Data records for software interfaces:
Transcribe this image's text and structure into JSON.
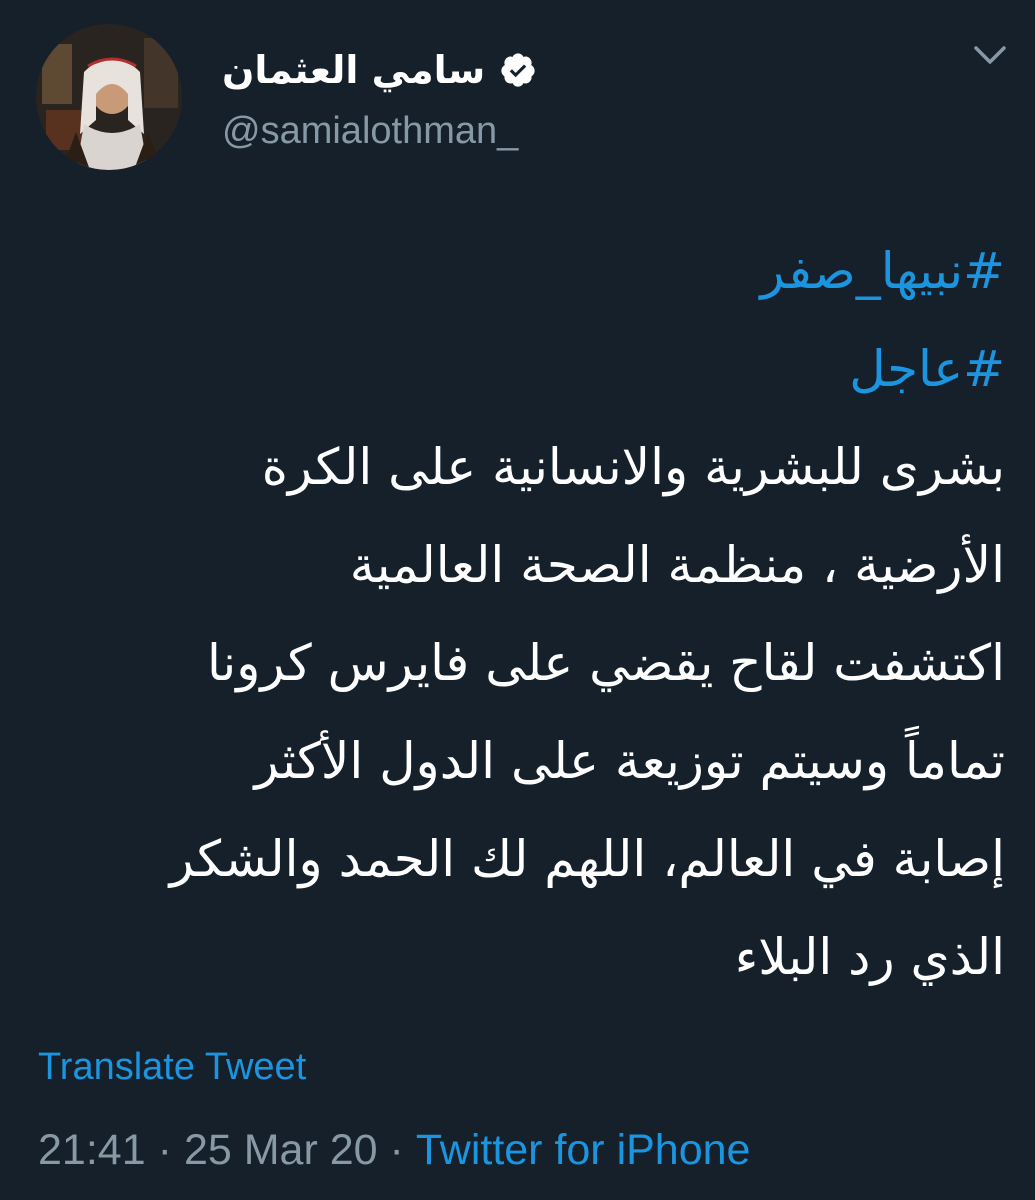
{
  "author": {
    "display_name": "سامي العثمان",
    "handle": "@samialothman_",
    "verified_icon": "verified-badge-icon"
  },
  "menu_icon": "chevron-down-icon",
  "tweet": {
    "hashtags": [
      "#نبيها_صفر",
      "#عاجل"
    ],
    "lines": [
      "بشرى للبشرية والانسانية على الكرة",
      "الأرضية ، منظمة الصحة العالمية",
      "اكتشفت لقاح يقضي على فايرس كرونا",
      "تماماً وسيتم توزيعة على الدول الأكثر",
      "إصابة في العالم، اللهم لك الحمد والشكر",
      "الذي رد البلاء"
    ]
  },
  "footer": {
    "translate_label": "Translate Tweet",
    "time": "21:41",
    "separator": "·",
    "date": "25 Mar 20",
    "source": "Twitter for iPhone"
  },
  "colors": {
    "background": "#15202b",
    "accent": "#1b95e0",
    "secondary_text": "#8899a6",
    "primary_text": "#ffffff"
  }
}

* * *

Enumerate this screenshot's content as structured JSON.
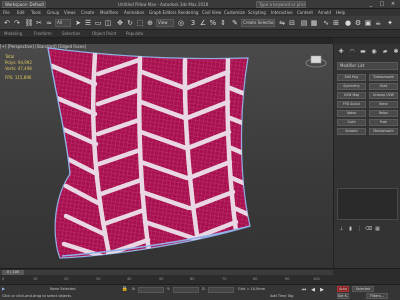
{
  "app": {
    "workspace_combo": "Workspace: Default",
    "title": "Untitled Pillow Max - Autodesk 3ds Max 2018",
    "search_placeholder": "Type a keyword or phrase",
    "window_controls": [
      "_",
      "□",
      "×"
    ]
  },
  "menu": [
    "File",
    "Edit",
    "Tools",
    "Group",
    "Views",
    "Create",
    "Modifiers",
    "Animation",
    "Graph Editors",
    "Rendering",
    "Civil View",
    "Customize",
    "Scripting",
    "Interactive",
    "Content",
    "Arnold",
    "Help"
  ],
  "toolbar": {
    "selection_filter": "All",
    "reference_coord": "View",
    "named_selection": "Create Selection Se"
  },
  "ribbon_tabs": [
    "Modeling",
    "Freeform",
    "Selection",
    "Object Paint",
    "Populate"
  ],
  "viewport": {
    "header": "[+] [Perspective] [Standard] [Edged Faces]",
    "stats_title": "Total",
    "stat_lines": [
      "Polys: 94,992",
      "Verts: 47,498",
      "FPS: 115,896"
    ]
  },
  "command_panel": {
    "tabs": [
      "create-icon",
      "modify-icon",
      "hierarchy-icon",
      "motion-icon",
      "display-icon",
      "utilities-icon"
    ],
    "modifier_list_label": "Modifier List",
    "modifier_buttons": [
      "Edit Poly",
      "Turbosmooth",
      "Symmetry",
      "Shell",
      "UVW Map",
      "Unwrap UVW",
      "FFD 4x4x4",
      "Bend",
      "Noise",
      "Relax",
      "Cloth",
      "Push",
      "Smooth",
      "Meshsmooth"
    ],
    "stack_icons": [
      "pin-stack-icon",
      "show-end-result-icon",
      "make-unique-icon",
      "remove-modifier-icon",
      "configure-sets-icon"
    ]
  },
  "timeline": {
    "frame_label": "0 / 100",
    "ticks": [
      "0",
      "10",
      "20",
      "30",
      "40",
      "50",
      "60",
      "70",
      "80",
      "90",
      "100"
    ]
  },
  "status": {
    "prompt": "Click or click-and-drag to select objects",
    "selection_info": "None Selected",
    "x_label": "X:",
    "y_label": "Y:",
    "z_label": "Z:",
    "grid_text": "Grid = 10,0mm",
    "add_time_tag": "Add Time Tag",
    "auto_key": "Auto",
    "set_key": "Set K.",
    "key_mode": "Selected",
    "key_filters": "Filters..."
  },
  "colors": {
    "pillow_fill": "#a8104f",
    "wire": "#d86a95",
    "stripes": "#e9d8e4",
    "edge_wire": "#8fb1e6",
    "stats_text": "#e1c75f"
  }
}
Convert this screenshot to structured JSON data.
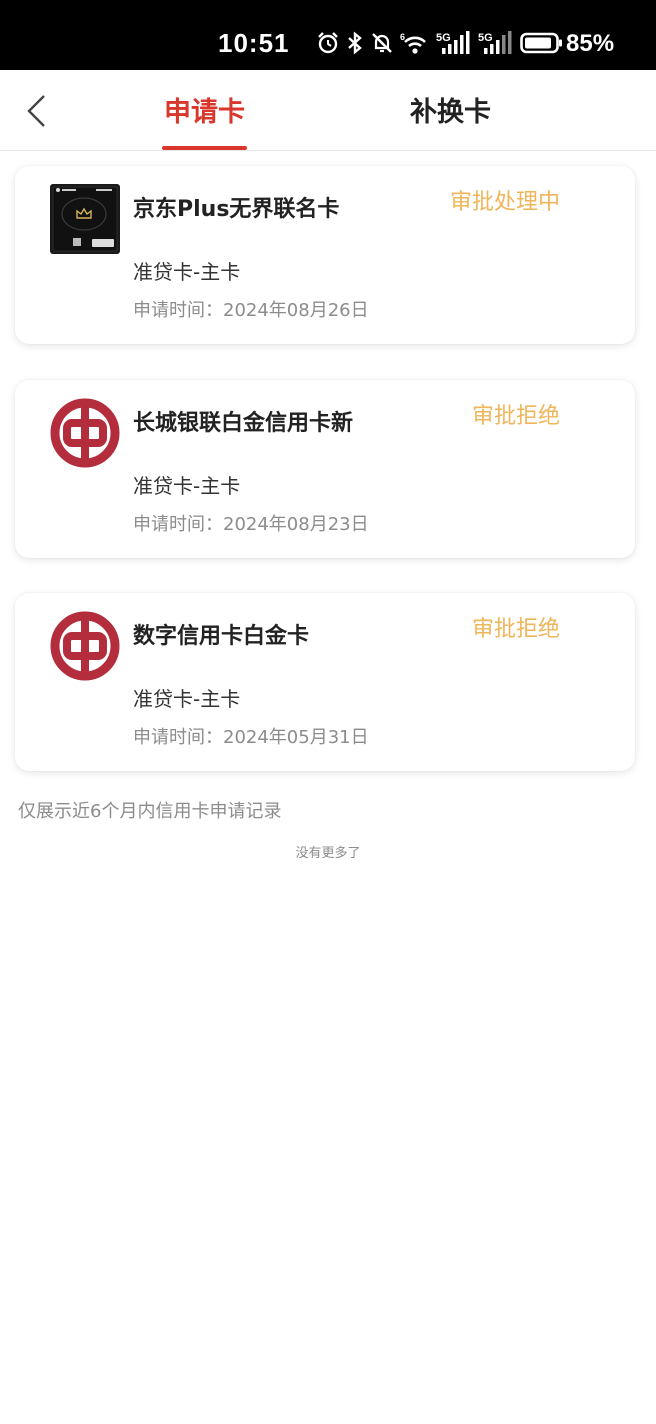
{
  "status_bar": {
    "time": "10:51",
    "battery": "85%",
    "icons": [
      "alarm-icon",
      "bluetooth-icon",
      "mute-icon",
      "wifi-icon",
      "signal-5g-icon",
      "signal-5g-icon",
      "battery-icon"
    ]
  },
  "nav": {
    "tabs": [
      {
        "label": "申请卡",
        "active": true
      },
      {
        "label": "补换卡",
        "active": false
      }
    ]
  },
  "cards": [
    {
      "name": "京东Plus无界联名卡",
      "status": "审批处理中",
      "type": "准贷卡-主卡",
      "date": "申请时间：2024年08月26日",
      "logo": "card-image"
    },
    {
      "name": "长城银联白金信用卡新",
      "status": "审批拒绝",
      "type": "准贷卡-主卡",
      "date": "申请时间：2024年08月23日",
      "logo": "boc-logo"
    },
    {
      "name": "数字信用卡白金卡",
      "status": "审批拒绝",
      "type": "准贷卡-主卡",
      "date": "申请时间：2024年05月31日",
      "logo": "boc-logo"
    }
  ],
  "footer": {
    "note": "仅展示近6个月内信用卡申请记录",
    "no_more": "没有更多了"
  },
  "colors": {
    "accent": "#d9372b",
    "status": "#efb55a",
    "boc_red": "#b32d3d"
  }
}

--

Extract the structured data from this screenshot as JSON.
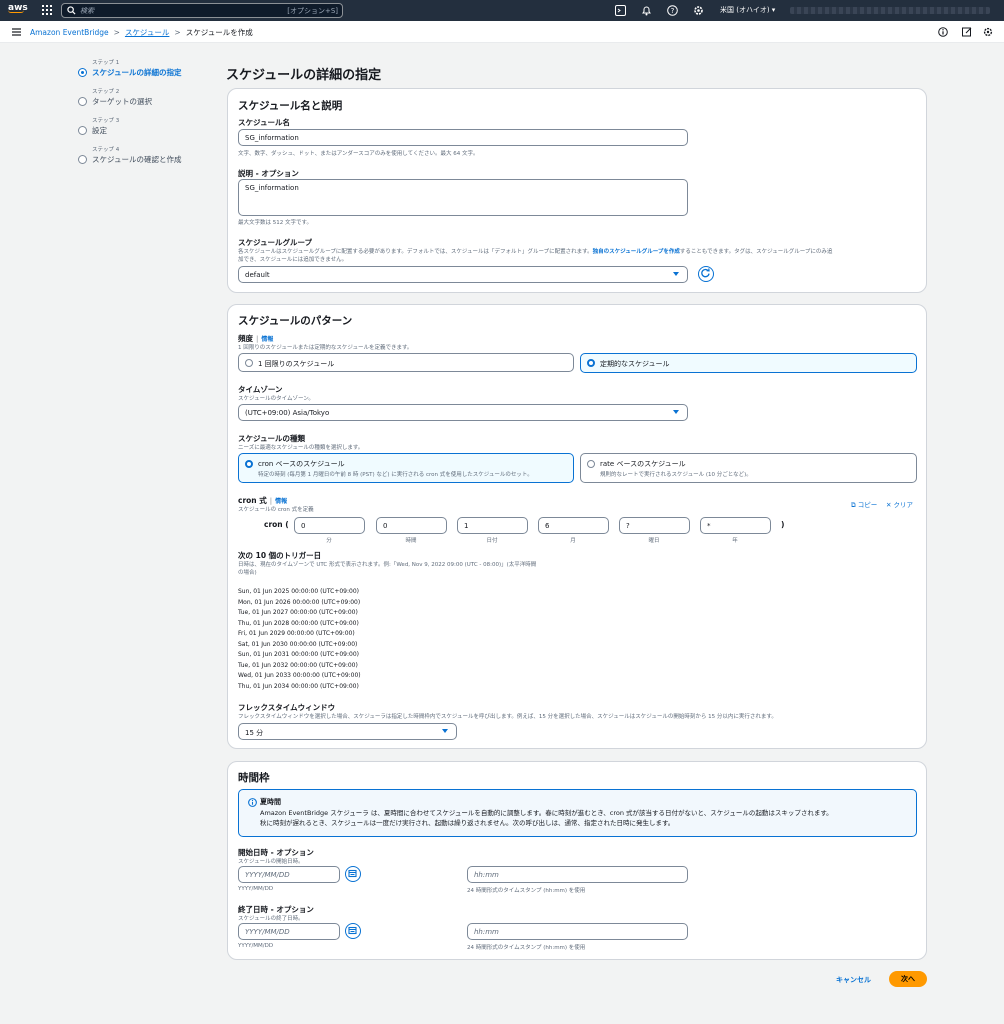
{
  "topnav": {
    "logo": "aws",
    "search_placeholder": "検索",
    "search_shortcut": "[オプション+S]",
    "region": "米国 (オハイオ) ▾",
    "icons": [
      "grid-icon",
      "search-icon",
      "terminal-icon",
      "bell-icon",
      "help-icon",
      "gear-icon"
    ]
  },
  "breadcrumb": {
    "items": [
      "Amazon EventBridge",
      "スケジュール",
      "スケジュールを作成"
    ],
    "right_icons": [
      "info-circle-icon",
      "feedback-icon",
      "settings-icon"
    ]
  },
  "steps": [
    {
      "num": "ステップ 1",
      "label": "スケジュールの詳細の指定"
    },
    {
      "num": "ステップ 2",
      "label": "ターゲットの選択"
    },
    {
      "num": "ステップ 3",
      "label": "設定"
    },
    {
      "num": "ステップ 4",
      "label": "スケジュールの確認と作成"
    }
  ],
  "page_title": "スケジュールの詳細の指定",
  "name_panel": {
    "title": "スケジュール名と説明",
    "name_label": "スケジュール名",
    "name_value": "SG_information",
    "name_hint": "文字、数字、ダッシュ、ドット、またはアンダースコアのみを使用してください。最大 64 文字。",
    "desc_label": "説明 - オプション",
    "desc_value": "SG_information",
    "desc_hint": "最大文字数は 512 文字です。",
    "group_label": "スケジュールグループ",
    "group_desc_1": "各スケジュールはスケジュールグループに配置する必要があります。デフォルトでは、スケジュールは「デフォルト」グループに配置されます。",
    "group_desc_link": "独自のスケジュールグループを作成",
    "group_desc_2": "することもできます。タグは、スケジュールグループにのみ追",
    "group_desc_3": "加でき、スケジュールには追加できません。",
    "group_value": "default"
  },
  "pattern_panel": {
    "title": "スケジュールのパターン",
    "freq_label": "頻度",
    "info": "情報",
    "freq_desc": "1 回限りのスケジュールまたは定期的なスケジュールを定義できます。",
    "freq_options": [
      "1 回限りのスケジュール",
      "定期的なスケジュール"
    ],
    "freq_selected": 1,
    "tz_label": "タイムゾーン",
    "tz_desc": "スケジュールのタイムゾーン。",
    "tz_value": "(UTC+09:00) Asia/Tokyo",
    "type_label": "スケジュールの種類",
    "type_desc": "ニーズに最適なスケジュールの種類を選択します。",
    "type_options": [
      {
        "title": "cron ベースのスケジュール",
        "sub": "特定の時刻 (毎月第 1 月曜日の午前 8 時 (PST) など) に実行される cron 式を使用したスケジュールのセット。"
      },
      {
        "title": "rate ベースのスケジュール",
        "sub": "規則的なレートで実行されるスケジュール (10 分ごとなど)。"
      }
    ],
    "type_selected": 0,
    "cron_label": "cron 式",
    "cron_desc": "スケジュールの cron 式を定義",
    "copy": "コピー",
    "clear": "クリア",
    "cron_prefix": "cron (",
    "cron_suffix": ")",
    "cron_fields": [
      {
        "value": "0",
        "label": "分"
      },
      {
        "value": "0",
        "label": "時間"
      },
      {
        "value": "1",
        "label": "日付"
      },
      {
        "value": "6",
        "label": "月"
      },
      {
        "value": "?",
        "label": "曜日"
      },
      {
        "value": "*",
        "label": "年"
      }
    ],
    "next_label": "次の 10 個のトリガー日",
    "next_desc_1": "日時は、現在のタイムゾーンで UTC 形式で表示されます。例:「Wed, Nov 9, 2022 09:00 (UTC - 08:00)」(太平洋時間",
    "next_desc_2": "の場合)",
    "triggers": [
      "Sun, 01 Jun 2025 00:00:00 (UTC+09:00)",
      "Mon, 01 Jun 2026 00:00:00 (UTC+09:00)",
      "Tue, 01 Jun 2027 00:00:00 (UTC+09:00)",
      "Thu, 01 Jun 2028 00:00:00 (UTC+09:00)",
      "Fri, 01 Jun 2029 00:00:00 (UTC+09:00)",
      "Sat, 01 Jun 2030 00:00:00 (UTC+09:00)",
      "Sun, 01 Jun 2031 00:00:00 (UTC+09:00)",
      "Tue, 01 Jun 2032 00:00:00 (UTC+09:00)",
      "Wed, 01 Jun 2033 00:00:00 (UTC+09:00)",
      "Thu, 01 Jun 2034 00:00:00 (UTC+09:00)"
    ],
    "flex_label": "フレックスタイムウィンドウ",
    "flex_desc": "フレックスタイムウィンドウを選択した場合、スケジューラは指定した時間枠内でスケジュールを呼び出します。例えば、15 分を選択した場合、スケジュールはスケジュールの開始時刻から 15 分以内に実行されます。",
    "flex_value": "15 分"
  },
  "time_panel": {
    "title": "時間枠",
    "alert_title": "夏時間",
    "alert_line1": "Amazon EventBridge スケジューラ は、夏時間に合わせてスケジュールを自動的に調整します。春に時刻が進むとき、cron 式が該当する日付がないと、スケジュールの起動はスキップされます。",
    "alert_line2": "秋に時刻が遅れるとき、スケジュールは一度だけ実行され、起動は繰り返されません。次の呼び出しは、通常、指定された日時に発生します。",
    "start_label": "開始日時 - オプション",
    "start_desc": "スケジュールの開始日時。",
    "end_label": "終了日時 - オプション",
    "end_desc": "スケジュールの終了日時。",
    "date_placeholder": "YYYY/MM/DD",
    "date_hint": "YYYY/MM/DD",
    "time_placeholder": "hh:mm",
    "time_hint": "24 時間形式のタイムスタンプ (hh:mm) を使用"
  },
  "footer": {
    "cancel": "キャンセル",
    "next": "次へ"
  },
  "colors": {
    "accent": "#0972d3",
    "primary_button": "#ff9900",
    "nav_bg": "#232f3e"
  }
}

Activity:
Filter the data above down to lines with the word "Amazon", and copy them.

Solution to the problem:
      "Amazon EventBridge",
    "alert_line1": "Amazon EventBridge スケジューラ は、夏時間に合わせてスケジュールを自動的に調整します。春に時刻が進むとき、cron 式が該当する日付がないと、スケジュールの起動はスキップされます。",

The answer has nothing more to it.